A growing thirst for water safety
Updated: 2013-06-28 07:51
By Wu Wencong, Jiang Xueqing and Tang Yue (China Daily)
The Jialu river in Zhengzhou, capital of Henan province, has been heavily polluted by the urban waste. Only about 40 percent of China's groundwater qualifi es as a source for drinking water, according to the Environmental Protection Ministry.
Experts say greater monitoring and better facilities needed to ensure quality, report Wu Wencong, Jiang Xueqing and Tang Yue in Beijing.
The issue of polluted groundwater in China has once again bubbled to the surface. Such rising concern follows in the wake of a report claiming that only 22 percent of underground water in the densely populated North China Plain qualifies as drinking water.
In February, claims washed over social media sites that tainted water from paper mills and chemical works in Weifang, Shandong province, was being pumped underground, thus polluting groundwater sources.
However, experts and officials said the problem can only be solved by greater investment in monitoring systems, stricter laws and an upgrading of outdated quality standards that have not been amended for more than 20 years.
Many experts pinpointed a lack of monitoring sites and their inadequate facilities as one of the key factors hindering the government's efforts to tackle groundwater pollution.
"Out of fewer than 25,000 monitoring sites managed by all levels of the water resources departments, only about 10 percent are equipped with facilities to test water quality, while the rest can only monitor water quantity," said Chen Ming, head of the water resources department at the Ministry of Water Resources.
Only about 40 percent of China's groundwater qualifies as a source for drinking water, according to the Environmental Protection Ministry's 2012 Environmental Conditions Report, published on June 4, which examined 5,000 pockets of groundwater in 198 cities.
The number of qualified sources was much lower on the plains, and fell to around one-fifth on the North China Plain, which includes the provinces of Henan, Shanxi, Hebei and Shandong, plus the municipalities of Beijing and Tianjin.
"It's not that the government has ignored pollution in the past," said Chen. "The reason for the sharp contrast is that pollution has only emerged as a problem in the past 30 years, as a result of the country's rapid development."
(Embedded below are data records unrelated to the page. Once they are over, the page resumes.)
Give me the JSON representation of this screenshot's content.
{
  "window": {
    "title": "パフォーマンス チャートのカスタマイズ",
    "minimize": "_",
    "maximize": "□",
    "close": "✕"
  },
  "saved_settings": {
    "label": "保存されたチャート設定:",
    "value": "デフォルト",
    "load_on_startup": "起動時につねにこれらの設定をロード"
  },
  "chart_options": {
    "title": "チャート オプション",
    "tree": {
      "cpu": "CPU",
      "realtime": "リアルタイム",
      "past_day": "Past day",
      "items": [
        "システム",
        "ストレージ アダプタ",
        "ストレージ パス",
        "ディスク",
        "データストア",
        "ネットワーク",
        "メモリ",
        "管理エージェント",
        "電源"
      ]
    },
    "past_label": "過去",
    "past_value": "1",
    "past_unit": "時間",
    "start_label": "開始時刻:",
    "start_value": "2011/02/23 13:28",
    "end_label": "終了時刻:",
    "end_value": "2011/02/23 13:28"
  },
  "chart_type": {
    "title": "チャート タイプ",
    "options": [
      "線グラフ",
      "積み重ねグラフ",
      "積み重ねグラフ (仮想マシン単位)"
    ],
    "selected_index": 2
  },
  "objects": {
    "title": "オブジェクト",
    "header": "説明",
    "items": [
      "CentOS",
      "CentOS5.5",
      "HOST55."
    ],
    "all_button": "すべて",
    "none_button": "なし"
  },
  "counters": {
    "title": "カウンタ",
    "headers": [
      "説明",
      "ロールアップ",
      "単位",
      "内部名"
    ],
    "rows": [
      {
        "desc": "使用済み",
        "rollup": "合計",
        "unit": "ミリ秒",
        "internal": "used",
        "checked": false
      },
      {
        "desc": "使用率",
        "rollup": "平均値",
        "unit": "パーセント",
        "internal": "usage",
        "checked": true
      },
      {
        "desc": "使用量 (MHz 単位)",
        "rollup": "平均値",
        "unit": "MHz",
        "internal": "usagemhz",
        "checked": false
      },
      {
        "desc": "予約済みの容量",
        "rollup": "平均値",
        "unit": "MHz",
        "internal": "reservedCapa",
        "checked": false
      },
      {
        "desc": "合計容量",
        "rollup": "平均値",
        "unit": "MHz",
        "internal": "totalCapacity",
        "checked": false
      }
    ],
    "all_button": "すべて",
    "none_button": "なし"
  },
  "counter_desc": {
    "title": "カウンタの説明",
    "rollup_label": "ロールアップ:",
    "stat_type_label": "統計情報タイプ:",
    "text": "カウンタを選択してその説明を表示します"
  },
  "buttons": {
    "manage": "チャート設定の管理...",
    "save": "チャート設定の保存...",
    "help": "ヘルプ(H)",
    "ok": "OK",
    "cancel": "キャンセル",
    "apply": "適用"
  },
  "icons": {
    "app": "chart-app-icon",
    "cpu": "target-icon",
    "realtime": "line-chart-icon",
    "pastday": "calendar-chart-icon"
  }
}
He said recharge - polluted surface water that sinks into the ground - is a major cause of groundwater pollution, because most of the exploitable groundwater is connected to surface water.
The major sources of pollution include urban domestic refuse, leaks from industrial pipelines, the illegal discharge of sewage, and the widespread use of pesticides and fertilizers.
The discharge of untreated industrial sewage nationwide reached almost 16 billion metric tons in 2009, but wasn't included in the official data, according to research conducted by Ma Zhong, head of the School of Environment and Natural Resources at Renmin University of China.
Ma suspects that at least part of the untreated sewage has been dumped underground.
In addition to the inadequate facilities at many monitoring stations, there simply aren't enough of them.
"During the 1970s and 1980s, groundwater was still untainted in many regions because of limited human activity. There was no large-scale exploitation of groundwater. Therefore, only a small number of monitoring stations were required for groundwater resource investigation and assessment," said Gao Cunrong, director of the department of groundwater monitoring at the China Institute of Geological Environmental Monitoring.
More than 20,000 national-level monitoring stations will be built or upgraded in 31 provinces by the Ministries of Water Resources and Land and Resources, and more than 50 percent of those stations will be equipped with facilities to test water quality, Chen said, without giving a completion date for the project.